The oldest palm fronds are on the bottom of the canopy closest to the ground and naturally turn brown and die. As they do, the palm absorbs micronutrients from those fronds, therefore feeding new growth. Eventually, the dead fronds fall down and hug the trunk creating a “skirt” where many wildlife species find refuge. The skirt can remain on the palm or if it is undesired, can be pruned off. Just be sure to only cut off fronds that are completely brown, stem and all, to reduce stress and help prevent nutrient deficiency. Also, make sure the pruning equipment is sterilized with a bleach or alcohol solution between each tree. Ideally, keep a full 360 degree rounded canopy and avoid “hurricane pruning” or the “pineapple” cut.

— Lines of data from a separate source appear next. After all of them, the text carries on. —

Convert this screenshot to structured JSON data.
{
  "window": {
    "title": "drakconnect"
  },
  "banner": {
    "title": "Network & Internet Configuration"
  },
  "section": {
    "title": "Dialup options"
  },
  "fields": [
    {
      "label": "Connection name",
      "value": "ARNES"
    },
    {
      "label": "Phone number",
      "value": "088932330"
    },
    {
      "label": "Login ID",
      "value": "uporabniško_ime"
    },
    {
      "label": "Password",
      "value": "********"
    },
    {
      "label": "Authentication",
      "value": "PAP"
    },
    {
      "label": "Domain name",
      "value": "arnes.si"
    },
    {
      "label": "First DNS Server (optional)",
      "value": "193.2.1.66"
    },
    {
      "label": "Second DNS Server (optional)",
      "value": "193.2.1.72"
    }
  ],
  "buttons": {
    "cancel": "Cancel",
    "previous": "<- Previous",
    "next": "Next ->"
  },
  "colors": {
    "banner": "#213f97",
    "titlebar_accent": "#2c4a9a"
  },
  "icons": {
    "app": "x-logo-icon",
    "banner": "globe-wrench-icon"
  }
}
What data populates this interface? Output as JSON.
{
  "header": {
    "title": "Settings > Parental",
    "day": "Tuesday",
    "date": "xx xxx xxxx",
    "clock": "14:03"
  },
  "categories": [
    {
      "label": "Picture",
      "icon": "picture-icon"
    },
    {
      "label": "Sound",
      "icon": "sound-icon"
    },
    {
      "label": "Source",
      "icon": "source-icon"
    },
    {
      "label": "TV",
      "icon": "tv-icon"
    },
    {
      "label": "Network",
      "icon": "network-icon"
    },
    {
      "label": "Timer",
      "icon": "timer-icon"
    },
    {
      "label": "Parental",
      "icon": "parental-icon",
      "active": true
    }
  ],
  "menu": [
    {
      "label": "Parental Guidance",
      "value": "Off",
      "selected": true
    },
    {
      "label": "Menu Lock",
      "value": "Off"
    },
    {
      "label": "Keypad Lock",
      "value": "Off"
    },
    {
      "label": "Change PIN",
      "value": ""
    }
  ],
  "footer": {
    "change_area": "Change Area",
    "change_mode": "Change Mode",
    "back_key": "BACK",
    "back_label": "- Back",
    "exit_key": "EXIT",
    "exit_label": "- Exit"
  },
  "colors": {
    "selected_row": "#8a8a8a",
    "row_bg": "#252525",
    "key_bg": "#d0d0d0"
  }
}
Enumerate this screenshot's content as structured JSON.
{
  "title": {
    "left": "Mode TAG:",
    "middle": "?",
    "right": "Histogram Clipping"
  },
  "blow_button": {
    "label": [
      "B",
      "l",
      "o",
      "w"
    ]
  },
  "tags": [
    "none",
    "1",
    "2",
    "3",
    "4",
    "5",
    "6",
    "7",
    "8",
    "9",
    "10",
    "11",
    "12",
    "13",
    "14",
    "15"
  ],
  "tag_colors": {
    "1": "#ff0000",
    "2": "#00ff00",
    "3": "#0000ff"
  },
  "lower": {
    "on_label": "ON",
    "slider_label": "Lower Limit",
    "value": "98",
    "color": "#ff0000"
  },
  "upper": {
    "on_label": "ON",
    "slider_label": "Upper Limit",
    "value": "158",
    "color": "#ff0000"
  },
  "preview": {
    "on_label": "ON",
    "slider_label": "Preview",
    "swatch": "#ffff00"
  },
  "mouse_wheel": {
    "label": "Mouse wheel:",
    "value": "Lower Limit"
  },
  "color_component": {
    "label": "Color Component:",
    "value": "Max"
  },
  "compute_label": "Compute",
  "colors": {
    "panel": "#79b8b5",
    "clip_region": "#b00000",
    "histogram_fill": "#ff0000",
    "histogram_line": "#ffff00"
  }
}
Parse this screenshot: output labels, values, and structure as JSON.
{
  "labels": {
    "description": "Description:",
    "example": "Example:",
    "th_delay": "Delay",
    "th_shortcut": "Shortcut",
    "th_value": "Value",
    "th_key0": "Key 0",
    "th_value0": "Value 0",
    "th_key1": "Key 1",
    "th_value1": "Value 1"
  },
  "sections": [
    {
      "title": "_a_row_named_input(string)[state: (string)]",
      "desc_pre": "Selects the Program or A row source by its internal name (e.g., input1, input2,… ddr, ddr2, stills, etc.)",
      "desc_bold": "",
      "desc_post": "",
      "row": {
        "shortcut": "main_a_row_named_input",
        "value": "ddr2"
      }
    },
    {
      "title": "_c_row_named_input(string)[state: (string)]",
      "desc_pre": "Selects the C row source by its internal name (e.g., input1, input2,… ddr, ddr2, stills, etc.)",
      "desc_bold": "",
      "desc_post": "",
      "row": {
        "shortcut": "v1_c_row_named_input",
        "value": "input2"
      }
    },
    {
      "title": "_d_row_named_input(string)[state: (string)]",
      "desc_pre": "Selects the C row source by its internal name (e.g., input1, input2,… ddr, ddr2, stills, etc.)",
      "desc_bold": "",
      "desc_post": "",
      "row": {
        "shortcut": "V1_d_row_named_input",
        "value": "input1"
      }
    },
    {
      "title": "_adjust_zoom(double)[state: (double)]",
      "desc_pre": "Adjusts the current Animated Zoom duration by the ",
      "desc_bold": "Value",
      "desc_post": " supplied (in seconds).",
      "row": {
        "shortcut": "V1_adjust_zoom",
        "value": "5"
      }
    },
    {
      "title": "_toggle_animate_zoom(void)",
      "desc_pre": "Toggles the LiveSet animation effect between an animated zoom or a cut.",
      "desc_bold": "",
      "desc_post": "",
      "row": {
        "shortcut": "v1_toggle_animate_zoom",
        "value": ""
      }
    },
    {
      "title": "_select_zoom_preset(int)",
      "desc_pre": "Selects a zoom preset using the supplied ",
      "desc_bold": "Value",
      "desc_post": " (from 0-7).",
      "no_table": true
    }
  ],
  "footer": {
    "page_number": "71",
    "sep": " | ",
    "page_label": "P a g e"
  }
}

And never should the outer bark of the trunk be pealed down or trimmed off as seen in these poor tortured palms shown here.
For more information on caring for your palms, call your UF/IFAS Marion County Extension Service at 352-671-8400 or visit https://edis.ifas.ufl.edu/ep443